Women Informal Garment Traders in Taveta Road, Nairobi: From the Margins to the Center

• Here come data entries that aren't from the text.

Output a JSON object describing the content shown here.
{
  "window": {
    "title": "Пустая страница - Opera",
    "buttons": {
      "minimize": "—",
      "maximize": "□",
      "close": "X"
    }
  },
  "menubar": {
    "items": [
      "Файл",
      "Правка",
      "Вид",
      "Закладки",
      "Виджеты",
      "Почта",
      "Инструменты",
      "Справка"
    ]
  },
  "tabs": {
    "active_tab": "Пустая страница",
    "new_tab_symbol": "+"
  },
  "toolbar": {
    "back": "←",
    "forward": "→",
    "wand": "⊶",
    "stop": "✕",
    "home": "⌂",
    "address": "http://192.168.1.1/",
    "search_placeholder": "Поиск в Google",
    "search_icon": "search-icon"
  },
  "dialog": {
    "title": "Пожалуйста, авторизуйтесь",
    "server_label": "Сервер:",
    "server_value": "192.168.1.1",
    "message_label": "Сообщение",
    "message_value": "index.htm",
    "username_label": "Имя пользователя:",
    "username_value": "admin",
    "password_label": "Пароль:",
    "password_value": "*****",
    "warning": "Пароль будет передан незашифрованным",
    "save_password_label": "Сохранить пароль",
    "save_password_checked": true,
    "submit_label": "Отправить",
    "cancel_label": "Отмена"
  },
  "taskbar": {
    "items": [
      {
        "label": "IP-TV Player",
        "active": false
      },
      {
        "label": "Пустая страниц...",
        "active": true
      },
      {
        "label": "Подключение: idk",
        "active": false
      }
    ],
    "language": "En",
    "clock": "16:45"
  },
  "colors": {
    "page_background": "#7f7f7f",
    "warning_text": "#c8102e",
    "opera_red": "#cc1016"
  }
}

This article investigates the Taveta Road phenomenon, whereby women garment informal traders occupy a whole street in the central business district in Nairobi, Kenya. It also discusses the implications for urban planning of the presence of women informal traders in the central business district. The article demonstrates that the ability of these traders to move from the margins into the heart of the city is based on their ability to cross borders, organize collectively, and develop entrepreneurial skills that make use of social networks, group agency, and personal initiative. It also illustrates that over time, their gradual encroachment has led to an acceptance of their presence and their integration into the urban economy. These developments—which are referred to as “subaltern urbanism” or “solidarity entrepreneurialism”—have far-reaching implications in terms of the traders’ relationship with the city, state laws, and the national economy.